As a result of this pilot, it is anticipated that participating companies will be able to make better manufacturing and operational decisions converting their research into products by:
This program will target a diverse group of research projects supported by NIH which could include, but are not limited to, drugs, biologics, vaccines, and devices, as well as software (including healthcare-related, educational tools, and multimedia programs).
The role of the selected contractor in this project will be to coordinate and facilitate the program based on the following program specifics.
Selection of Participants: Approximately 30 NIH SBIR Phase II awardees will be identified by NIH as potential participants in the program.
MEP Centers’ staff will visit and screen potential participants and in coordination with the selected support contractor, will recommend to NIH those most appropriate to participate in the pilot. The targeted number of selections is 25.
MEPCenter Mentoring: The MEP Centers will work one-on-one with participants and provide expertise and services tailored to the participants’ most critical manufacturing needs. Issues will be identified and solutions offered through a combination of direct assistance from the MEP centers and their consultants.
The average number of staff hours spent by each center for each participant is estimated to be about 50 – 100 and all projects will be completed by August 31, 2007. Projects requiring a larger time period for completion will not be considered for this pilot.
Program outcomes and participants’ next steps will vary depending on each participant’s needs. All participants, however, will receive a written report prepared by the MEP Centers which details the issues addressed, the suggested recommendations, any actions taken during the pilot program, and suggestions for next steps.

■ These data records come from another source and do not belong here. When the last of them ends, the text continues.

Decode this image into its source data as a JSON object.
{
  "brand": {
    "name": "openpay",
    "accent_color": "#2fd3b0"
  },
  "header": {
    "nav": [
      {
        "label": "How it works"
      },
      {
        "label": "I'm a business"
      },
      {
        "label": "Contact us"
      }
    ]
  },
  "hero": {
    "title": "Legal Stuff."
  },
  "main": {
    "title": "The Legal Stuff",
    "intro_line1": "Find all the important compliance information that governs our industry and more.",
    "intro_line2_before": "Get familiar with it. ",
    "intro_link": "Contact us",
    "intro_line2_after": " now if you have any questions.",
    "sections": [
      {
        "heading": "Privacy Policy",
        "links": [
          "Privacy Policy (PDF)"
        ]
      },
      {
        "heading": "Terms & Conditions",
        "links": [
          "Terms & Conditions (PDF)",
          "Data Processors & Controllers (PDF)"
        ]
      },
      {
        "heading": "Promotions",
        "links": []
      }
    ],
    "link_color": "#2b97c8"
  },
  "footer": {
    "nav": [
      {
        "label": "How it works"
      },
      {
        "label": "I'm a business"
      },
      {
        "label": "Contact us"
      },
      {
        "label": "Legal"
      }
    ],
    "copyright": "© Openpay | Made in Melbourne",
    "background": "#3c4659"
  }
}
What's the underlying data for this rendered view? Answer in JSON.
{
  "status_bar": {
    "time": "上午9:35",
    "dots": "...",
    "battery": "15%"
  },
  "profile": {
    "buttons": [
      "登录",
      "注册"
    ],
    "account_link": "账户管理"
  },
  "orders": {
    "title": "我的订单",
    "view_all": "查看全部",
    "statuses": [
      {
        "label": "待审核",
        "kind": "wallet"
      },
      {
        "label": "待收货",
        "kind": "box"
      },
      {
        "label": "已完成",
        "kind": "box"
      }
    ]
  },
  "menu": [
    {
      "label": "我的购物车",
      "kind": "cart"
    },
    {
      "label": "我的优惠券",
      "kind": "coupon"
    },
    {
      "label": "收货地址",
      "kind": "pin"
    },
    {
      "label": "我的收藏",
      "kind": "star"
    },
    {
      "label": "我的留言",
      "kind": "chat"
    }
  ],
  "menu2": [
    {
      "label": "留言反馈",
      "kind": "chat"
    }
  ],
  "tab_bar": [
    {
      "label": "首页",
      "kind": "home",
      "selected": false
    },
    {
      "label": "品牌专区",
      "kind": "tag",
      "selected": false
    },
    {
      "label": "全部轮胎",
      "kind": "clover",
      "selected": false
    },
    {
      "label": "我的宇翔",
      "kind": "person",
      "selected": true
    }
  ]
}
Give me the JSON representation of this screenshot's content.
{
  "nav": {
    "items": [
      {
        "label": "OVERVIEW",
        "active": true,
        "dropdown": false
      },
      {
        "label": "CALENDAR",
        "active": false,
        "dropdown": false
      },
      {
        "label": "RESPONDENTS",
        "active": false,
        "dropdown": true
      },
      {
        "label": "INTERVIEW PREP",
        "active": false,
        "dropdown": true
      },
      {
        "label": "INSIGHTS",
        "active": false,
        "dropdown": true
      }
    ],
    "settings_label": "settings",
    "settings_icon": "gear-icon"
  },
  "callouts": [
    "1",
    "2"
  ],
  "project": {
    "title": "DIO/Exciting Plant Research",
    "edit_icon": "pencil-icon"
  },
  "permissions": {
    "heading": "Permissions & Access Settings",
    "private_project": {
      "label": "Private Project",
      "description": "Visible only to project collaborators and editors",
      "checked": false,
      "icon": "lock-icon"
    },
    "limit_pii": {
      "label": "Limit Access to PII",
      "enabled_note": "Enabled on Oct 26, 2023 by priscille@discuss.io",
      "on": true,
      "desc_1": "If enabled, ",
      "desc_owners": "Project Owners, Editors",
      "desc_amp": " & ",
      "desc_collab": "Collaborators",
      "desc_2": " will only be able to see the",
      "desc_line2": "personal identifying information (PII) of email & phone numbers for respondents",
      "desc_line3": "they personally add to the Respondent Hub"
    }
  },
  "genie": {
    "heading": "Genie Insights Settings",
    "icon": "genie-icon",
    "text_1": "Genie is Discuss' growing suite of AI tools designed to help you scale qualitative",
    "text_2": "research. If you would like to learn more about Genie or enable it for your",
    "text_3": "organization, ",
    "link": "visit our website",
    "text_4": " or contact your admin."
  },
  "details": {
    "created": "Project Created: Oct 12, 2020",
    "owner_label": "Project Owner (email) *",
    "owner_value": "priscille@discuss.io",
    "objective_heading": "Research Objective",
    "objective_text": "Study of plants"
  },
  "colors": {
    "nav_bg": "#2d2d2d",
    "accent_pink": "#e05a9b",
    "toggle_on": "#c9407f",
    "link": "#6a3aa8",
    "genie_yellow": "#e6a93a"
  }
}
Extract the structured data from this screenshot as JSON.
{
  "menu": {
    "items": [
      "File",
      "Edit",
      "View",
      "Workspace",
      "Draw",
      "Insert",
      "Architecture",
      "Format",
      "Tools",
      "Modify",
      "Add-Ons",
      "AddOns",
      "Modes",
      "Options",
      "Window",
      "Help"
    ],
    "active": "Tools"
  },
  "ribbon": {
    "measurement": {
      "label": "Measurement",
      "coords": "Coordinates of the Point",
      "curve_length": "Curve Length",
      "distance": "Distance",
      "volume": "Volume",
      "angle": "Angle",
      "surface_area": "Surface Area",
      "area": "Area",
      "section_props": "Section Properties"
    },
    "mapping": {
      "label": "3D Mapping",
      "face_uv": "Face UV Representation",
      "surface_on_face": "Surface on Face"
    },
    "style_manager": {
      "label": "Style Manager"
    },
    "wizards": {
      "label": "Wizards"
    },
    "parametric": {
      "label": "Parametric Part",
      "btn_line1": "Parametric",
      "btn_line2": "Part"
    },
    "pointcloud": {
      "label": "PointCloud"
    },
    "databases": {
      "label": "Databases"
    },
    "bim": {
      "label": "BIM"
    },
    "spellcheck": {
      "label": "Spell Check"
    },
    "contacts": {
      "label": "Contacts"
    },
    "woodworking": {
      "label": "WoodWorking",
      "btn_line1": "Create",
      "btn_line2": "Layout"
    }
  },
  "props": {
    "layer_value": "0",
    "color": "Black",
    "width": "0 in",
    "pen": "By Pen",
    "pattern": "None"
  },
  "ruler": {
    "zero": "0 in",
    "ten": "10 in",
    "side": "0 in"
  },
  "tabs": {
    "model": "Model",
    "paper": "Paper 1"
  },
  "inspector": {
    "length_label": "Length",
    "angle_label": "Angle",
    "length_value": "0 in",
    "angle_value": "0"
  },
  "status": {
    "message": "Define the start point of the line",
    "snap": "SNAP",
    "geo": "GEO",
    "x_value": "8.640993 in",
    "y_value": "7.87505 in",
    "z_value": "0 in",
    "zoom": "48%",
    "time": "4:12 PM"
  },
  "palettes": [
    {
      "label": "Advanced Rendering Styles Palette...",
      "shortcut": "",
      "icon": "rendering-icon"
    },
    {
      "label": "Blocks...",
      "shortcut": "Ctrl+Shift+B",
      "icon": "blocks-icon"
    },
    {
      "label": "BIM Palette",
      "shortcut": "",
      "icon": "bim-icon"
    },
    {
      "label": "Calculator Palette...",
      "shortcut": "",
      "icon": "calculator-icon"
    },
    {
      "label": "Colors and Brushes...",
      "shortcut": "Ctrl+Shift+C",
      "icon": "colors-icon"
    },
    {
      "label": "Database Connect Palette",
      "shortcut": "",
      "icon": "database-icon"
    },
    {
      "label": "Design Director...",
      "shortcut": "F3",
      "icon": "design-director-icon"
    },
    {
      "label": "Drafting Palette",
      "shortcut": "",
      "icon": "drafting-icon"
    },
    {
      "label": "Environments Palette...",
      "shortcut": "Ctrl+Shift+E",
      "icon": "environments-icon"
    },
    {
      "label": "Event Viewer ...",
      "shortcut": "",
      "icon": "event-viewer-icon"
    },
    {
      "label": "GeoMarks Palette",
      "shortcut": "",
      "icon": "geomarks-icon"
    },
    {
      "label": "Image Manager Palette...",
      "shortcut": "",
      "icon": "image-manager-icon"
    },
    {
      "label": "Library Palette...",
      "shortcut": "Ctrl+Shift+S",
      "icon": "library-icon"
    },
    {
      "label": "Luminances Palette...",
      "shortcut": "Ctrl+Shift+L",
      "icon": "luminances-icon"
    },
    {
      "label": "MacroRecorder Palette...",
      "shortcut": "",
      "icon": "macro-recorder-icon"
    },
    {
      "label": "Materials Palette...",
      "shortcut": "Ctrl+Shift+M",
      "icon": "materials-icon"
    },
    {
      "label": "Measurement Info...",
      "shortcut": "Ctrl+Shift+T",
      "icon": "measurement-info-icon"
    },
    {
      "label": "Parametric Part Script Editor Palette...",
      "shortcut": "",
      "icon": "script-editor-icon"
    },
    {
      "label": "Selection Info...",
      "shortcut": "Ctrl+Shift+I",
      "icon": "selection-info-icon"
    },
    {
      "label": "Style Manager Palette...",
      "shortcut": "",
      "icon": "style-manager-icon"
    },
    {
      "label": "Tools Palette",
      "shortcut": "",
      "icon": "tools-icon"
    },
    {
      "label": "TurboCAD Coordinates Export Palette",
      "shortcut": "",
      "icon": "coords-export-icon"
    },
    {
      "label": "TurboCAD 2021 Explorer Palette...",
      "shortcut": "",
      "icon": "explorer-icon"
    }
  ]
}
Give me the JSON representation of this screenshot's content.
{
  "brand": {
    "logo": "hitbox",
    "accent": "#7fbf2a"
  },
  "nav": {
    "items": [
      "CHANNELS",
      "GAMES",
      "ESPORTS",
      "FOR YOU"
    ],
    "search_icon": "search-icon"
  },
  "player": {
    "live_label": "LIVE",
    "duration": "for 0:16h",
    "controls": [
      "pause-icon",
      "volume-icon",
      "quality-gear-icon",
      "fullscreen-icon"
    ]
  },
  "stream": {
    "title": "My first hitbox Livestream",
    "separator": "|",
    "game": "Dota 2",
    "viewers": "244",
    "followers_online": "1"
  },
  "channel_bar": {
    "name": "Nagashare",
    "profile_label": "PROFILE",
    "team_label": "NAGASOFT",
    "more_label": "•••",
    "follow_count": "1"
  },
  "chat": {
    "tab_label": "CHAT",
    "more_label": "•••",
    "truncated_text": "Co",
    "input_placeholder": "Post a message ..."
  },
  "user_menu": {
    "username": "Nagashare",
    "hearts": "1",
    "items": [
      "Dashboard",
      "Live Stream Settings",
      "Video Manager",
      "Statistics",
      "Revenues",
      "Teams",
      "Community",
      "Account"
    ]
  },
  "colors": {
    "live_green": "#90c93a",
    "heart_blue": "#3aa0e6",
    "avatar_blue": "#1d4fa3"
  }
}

Feedback Collection: Upon completion of the program, two types of feedback will be collected from all participants. (1) Immediate feedback will be collected by the support contractor concerning participants satisfaction with the program. (2) Twelve to fifteen months following the completion of the program, the NIST MEP Program Manager will facilitate the implementation of the standard NIST Survey and Project Tracking Process (an evaluation tool that will collect data on each participant’s progress since their involvement in the program). He/she will analyze it and provide a full report to NIH that summarizes the data.